A few problems remain with these transcriptions that could have been avoided through more careful proofreading. For example, at one point, at the bottom of page 125, the end of the sentence or paragraph is missing completely. Occasionally a name or title is missed or left blank (pp. 201, 208). Would it be possible to have Nibley fill in some of these blanks before the lectures go to press? Questions from the class are almost always unintelligible on the tape and thus ellipsed from the transcription, which make Nibley’s answers hard to understand. For the most part ancient names and foreign words are rendered correctly. But there are a few clinkers: the word “prophesy” should be “prophecy” (p. 18); “Matthew 25″ should be “24” (p. 40); Greek chitona poikila should be chiton poikilos (p. 62); there is confusion over Joab, who is dead during the reign of Solomon (p. 64); “breast works” should probably be “breastworks” (p. 159); “til” should be “till” (p. 207); the “stern gang” (p. 235) should probably be the “Stern gang”; “ludlul” and “gilgamesh” should be capitalized (p. 253); the Copper Scroll is not 13Q15 but rather 3Q15 (p. 274); “eretology” should be “aretalogy” (p. 324); and “Thycidides” should be “Thucydides” (p. 355).
These transcripts are important additions to the Nibley archive. They capture and preserve the charm and spontaneity of a Nibley class. There is much autobiographical material here only alluded to in other printed sources. Many important connections are made between the Book of Mormon and other ancient and modern texts which can be profitably pursued in the future. Most importantly these lessons contain one man’s lifelong experience with the teachings of the Book of Mormon, and his thoughtful witness of its truthfulness, integrity, and relevance for our own lives.

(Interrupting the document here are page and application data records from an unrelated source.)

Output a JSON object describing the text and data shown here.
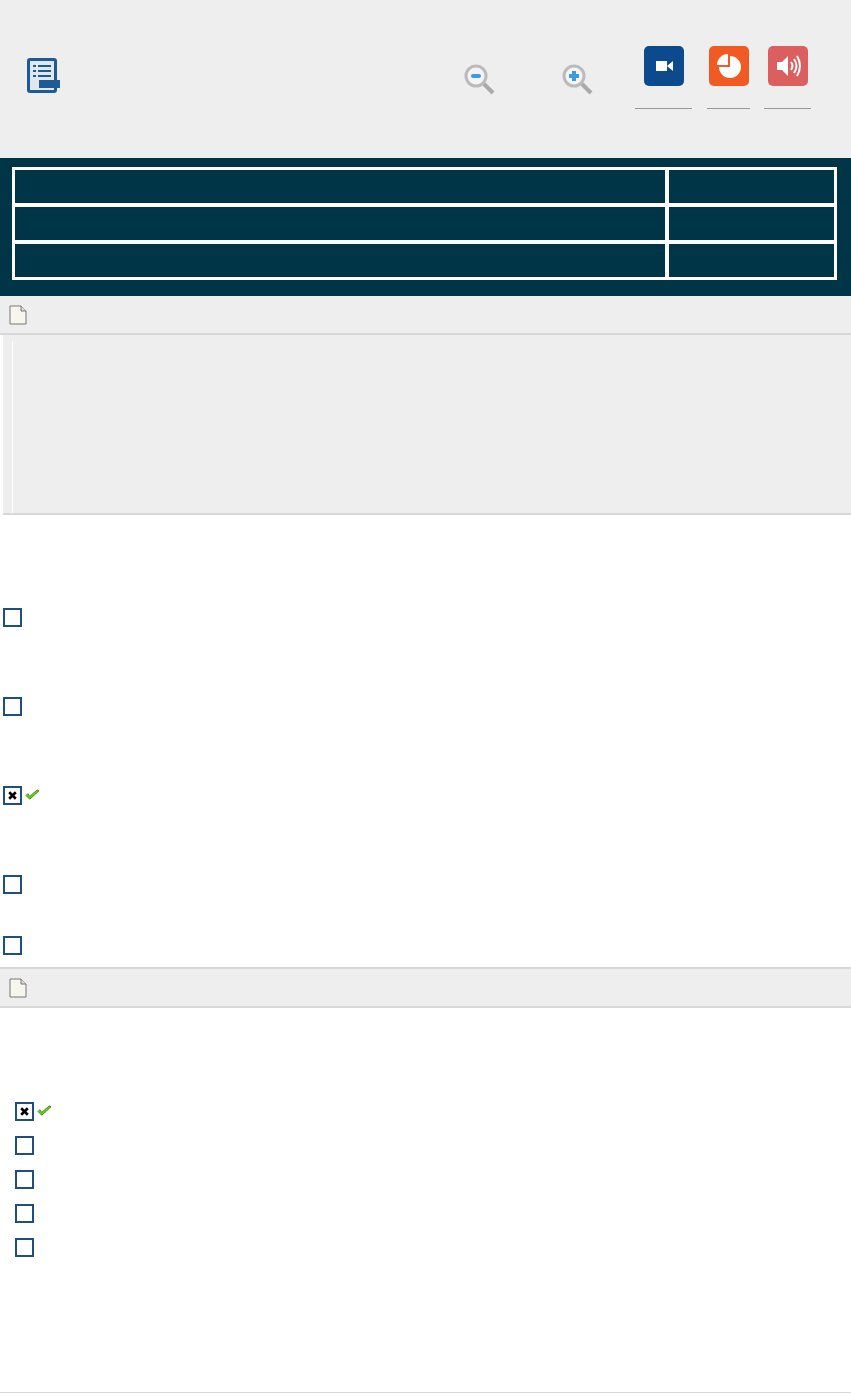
{
  "question_1": {
    "options": [
      {
        "checked": false,
        "correct": false
      },
      {
        "checked": false,
        "correct": false
      },
      {
        "checked": true,
        "correct": true
      },
      {
        "checked": false,
        "correct": false
      },
      {
        "checked": false,
        "correct": false
      }
    ]
  },
  "question_2": {
    "options": [
      {
        "checked": true,
        "correct": true
      },
      {
        "checked": false,
        "correct": false
      },
      {
        "checked": false,
        "correct": false
      },
      {
        "checked": false,
        "correct": false
      },
      {
        "checked": false,
        "correct": false
      }
    ]
  }
}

1. See for example Kent P. Jackson, review of Hugh Nibley, Old Testament and Related Studies, in BYU Studies 28/4 (1988): 114-19; and Todd Compton, review of Hugh Nibley, Lehi in the Desert/The World of the Jaredites/There Were Jaredites; An Approach to the Book of Mormon; Since Cumorah, in Review of Books on the Book of Mormon 1 (1989): 114-18.
2. Nahman Avigad, Hebrew Bullae from the Time of Jeremiah (Jerusalem: Israel Exploration Society, 1986); John M. Berridge and Ernst Axel Knauf, “Ishmael,” in Anchor Bible Dictionary III: 512-13, edited by David Noel Freedman (New York: Doubleday, 1992). Tigay identifies 13 occurrences of the name Ishmael in the corpus of Israelite inscriptions. See Jeffrey H. Tigay, You Shall Have No Other Gods: Israelite Religion in the Light of Hebrew Inscriptions, Harvard Semitic Studies 31 (Atlanta: Scholars Press, 1986), 85.
3. For references and discussion of this issue see James C. Vanderkam, “The People of the Dead Sea Scrolls: Essenes or Sadducees,” Chapter 4 in Understanding the Dead Sea Scrolls, edited by Hershel Shanks (New York: Random House, 1992), 50-62.